**Exercise aim**
Without altering a word, return the records below, but exclude the pictures.

(Dataset entries)
▼
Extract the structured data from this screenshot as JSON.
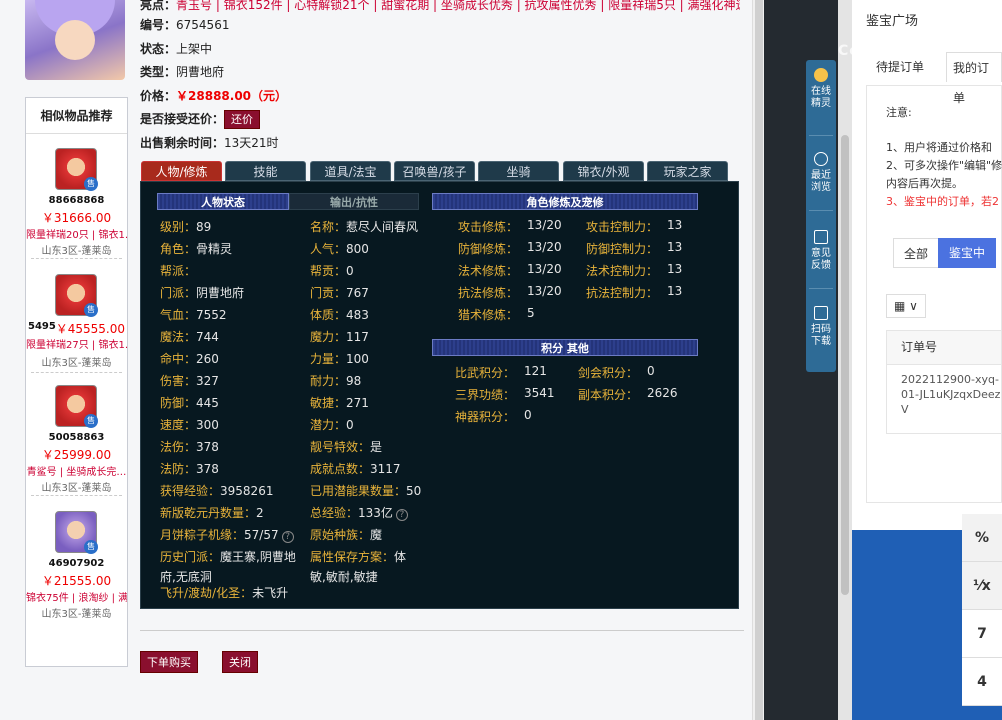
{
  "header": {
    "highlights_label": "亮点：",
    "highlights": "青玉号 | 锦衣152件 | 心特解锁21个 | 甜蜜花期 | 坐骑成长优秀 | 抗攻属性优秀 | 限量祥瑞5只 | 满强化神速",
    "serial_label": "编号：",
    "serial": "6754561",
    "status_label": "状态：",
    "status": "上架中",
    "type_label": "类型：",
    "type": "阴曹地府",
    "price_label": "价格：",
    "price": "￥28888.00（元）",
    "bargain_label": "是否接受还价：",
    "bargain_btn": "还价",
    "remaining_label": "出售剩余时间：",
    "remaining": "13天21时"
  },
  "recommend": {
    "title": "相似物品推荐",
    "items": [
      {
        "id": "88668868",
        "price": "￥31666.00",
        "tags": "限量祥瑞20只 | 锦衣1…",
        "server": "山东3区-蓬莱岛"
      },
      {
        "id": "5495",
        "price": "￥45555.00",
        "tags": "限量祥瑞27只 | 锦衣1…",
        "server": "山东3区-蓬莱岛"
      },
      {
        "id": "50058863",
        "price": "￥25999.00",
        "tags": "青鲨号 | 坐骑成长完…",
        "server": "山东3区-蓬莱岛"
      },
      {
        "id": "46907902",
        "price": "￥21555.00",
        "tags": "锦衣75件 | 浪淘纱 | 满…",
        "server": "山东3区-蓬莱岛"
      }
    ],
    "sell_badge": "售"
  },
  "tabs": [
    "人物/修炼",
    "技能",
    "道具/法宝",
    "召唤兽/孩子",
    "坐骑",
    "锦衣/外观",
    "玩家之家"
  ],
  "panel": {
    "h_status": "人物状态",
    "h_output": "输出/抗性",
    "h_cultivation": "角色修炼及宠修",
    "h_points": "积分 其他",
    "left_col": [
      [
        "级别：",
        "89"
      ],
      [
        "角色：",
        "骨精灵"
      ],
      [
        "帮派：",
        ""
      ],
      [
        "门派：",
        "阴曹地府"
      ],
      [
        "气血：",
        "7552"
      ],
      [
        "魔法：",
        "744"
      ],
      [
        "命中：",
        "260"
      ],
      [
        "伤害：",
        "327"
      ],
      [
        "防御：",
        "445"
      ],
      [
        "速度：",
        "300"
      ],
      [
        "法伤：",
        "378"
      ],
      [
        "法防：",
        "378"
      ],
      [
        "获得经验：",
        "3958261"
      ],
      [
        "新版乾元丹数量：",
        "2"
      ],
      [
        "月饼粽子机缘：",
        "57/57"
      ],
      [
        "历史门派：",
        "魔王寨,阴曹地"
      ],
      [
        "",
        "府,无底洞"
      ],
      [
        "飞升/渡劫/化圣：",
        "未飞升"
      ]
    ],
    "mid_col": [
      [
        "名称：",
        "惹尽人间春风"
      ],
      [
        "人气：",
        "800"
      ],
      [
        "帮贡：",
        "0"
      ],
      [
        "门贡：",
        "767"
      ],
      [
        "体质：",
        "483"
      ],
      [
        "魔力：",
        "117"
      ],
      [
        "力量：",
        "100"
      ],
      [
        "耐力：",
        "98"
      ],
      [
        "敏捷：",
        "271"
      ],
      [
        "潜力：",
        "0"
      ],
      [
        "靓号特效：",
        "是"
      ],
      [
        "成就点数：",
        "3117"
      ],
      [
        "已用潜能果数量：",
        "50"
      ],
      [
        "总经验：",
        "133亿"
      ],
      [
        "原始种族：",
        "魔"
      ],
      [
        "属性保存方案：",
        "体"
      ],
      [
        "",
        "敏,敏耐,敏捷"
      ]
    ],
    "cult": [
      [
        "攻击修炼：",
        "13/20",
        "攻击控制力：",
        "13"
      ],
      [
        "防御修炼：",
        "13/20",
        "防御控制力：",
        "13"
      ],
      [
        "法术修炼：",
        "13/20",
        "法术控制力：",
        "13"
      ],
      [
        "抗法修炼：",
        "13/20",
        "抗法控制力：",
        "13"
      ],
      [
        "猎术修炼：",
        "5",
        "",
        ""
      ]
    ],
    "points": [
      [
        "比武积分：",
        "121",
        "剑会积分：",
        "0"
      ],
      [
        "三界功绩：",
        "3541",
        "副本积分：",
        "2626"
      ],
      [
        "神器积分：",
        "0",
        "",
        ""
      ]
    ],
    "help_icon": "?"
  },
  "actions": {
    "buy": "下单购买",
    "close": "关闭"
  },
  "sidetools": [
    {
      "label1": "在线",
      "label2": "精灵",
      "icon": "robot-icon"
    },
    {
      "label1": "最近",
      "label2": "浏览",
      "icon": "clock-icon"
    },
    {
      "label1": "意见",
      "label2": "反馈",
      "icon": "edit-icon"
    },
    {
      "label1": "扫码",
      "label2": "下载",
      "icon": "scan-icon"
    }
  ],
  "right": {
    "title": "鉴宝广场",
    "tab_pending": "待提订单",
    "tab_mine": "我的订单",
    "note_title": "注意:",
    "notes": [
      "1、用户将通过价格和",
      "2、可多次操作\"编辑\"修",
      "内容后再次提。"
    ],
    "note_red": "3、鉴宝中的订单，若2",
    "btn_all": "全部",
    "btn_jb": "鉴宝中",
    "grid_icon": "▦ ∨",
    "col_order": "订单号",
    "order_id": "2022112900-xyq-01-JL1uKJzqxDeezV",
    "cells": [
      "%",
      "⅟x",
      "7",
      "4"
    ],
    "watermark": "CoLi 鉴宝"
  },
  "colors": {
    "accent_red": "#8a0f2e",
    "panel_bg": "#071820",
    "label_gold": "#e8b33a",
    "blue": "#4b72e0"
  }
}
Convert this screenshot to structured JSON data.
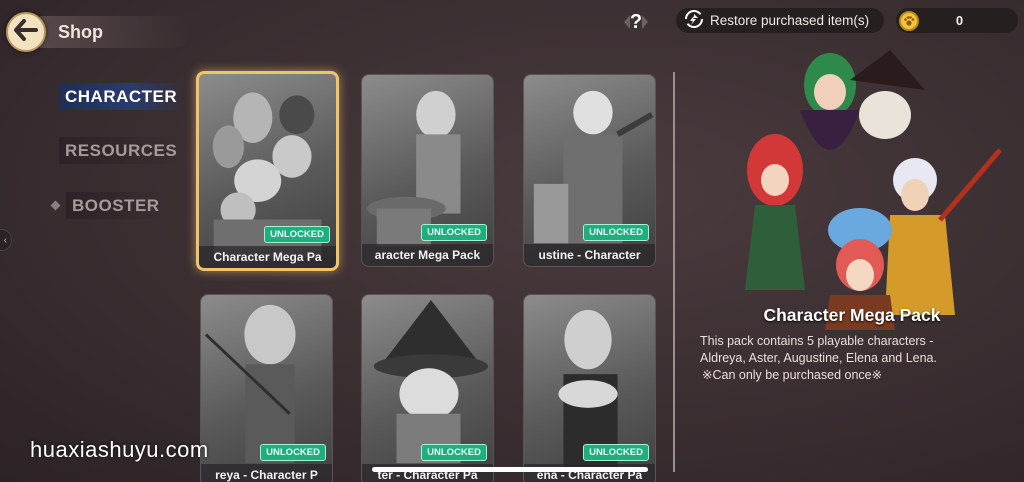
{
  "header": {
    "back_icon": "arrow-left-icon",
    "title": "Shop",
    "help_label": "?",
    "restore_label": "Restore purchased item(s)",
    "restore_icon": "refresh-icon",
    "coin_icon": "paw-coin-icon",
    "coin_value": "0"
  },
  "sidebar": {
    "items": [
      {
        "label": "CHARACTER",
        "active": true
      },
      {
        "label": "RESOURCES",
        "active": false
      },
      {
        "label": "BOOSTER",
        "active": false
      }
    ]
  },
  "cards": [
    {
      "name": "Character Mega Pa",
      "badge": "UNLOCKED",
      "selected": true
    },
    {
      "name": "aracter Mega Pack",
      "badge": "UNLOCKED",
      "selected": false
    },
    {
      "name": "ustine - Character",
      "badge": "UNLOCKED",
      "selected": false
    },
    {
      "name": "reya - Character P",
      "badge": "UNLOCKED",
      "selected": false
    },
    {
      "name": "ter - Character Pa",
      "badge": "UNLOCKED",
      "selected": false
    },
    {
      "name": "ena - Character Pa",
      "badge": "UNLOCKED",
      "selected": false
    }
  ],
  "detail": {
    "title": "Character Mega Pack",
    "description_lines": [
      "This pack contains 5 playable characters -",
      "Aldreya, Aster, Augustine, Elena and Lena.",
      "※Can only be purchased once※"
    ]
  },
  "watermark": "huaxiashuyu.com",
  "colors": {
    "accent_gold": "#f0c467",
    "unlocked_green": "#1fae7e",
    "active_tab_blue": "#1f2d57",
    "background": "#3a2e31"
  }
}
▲
**Written response**
Extract the structured data from this screenshot as JSON.
{
  "header": {
    "highlights_label": "亮点：",
    "highlights": "青玉号 | 锦衣152件 | 心特解锁21个 | 甜蜜花期 | 坐骑成长优秀 | 抗攻属性优秀 | 限量祥瑞5只 | 满强化神速",
    "serial_label": "编号：",
    "serial": "6754561",
    "status_label": "状态：",
    "status": "上架中",
    "type_label": "类型：",
    "type": "阴曹地府",
    "price_label": "价格：",
    "price": "￥28888.00（元）",
    "bargain_label": "是否接受还价：",
    "bargain_btn": "还价",
    "remaining_label": "出售剩余时间：",
    "remaining": "13天21时"
  },
  "recommend": {
    "title": "相似物品推荐",
    "items": [
      {
        "id": "88668868",
        "price": "￥31666.00",
        "tags": "限量祥瑞20只 | 锦衣1…",
        "server": "山东3区-蓬莱岛"
      },
      {
        "id": "5495",
        "price": "￥45555.00",
        "tags": "限量祥瑞27只 | 锦衣1…",
        "server": "山东3区-蓬莱岛"
      },
      {
        "id": "50058863",
        "price": "￥25999.00",
        "tags": "青鲨号 | 坐骑成长完…",
        "server": "山东3区-蓬莱岛"
      },
      {
        "id": "46907902",
        "price": "￥21555.00",
        "tags": "锦衣75件 | 浪淘纱 | 满…",
        "server": "山东3区-蓬莱岛"
      }
    ],
    "sell_badge": "售"
  },
  "tabs": [
    "人物/修炼",
    "技能",
    "道具/法宝",
    "召唤兽/孩子",
    "坐骑",
    "锦衣/外观",
    "玩家之家"
  ],
  "panel": {
    "h_status": "人物状态",
    "h_output": "输出/抗性",
    "h_cultivation": "角色修炼及宠修",
    "h_points": "积分 其他",
    "left_col": [
      [
        "级别：",
        "89"
      ],
      [
        "角色：",
        "骨精灵"
      ],
      [
        "帮派：",
        ""
      ],
      [
        "门派：",
        "阴曹地府"
      ],
      [
        "气血：",
        "7552"
      ],
      [
        "魔法：",
        "744"
      ],
      [
        "命中：",
        "260"
      ],
      [
        "伤害：",
        "327"
      ],
      [
        "防御：",
        "445"
      ],
      [
        "速度：",
        "300"
      ],
      [
        "法伤：",
        "378"
      ],
      [
        "法防：",
        "378"
      ],
      [
        "获得经验：",
        "3958261"
      ],
      [
        "新版乾元丹数量：",
        "2"
      ],
      [
        "月饼粽子机缘：",
        "57/57"
      ],
      [
        "历史门派：",
        "魔王寨,阴曹地"
      ],
      [
        "",
        "府,无底洞"
      ],
      [
        "飞升/渡劫/化圣：",
        "未飞升"
      ]
    ],
    "mid_col": [
      [
        "名称：",
        "惹尽人间春风"
      ],
      [
        "人气：",
        "800"
      ],
      [
        "帮贡：",
        "0"
      ],
      [
        "门贡：",
        "767"
      ],
      [
        "体质：",
        "483"
      ],
      [
        "魔力：",
        "117"
      ],
      [
        "力量：",
        "100"
      ],
      [
        "耐力：",
        "98"
      ],
      [
        "敏捷：",
        "271"
      ],
      [
        "潜力：",
        "0"
      ],
      [
        "靓号特效：",
        "是"
      ],
      [
        "成就点数：",
        "3117"
      ],
      [
        "已用潜能果数量：",
        "50"
      ],
      [
        "总经验：",
        "133亿"
      ],
      [
        "原始种族：",
        "魔"
      ],
      [
        "属性保存方案：",
        "体"
      ],
      [
        "",
        "敏,敏耐,敏捷"
      ]
    ],
    "cult": [
      [
        "攻击修炼：",
        "13/20",
        "攻击控制力：",
        "13"
      ],
      [
        "防御修炼：",
        "13/20",
        "防御控制力：",
        "13"
      ],
      [
        "法术修炼：",
        "13/20",
        "法术控制力：",
        "13"
      ],
      [
        "抗法修炼：",
        "13/20",
        "抗法控制力：",
        "13"
      ],
      [
        "猎术修炼：",
        "5",
        "",
        ""
      ]
    ],
    "points": [
      [
        "比武积分：",
        "121",
        "剑会积分：",
        "0"
      ],
      [
        "三界功绩：",
        "3541",
        "副本积分：",
        "2626"
      ],
      [
        "神器积分：",
        "0",
        "",
        ""
      ]
    ],
    "help_icon": "?"
  },
  "actions": {
    "buy": "下单购买",
    "close": "关闭"
  },
  "sidetools": [
    {
      "label1": "在线",
      "label2": "精灵",
      "icon": "robot-icon"
    },
    {
      "label1": "最近",
      "label2": "浏览",
      "icon": "clock-icon"
    },
    {
      "label1": "意见",
      "label2": "反馈",
      "icon": "edit-icon"
    },
    {
      "label1": "扫码",
      "label2": "下载",
      "icon": "scan-icon"
    }
  ],
  "right": {
    "title": "鉴宝广场",
    "tab_pending": "待提订单",
    "tab_mine": "我的订单",
    "note_title": "注意:",
    "notes": [
      "1、用户将通过价格和",
      "2、可多次操作\"编辑\"修",
      "内容后再次提。"
    ],
    "note_red": "3、鉴宝中的订单，若2",
    "btn_all": "全部",
    "btn_jb": "鉴宝中",
    "grid_icon": "▦ ∨",
    "col_order": "订单号",
    "order_id": "2022112900-xyq-01-JL1uKJzqxDeezV",
    "cells": [
      "%",
      "⅟x",
      "7",
      "4"
    ],
    "watermark": "CoLi 鉴宝"
  },
  "colors": {
    "accent_red": "#8a0f2e",
    "panel_bg": "#071820",
    "label_gold": "#e8b33a",
    "blue": "#4b72e0"
  }
}
Convert this screenshot to structured JSON data.
{
  "header": {
    "back_icon": "arrow-left-icon",
    "title": "Shop",
    "help_label": "?",
    "restore_label": "Restore purchased item(s)",
    "restore_icon": "refresh-icon",
    "coin_icon": "paw-coin-icon",
    "coin_value": "0"
  },
  "sidebar": {
    "items": [
      {
        "label": "CHARACTER",
        "active": true
      },
      {
        "label": "RESOURCES",
        "active": false
      },
      {
        "label": "BOOSTER",
        "active": false
      }
    ]
  },
  "cards": [
    {
      "name": "Character Mega Pa",
      "badge": "UNLOCKED",
      "selected": true
    },
    {
      "name": "aracter Mega Pack",
      "badge": "UNLOCKED",
      "selected": false
    },
    {
      "name": "ustine - Character",
      "badge": "UNLOCKED",
      "selected": false
    },
    {
      "name": "reya - Character P",
      "badge": "UNLOCKED",
      "selected": false
    },
    {
      "name": "ter - Character Pa",
      "badge": "UNLOCKED",
      "selected": false
    },
    {
      "name": "ena - Character Pa",
      "badge": "UNLOCKED",
      "selected": false
    }
  ],
  "detail": {
    "title": "Character Mega Pack",
    "description_lines": [
      "This pack contains 5 playable characters -",
      "Aldreya, Aster, Augustine, Elena and Lena.",
      "※Can only be purchased once※"
    ]
  },
  "watermark": "huaxiashuyu.com",
  "colors": {
    "accent_gold": "#f0c467",
    "unlocked_green": "#1fae7e",
    "active_tab_blue": "#1f2d57",
    "background": "#3a2e31"
  }
}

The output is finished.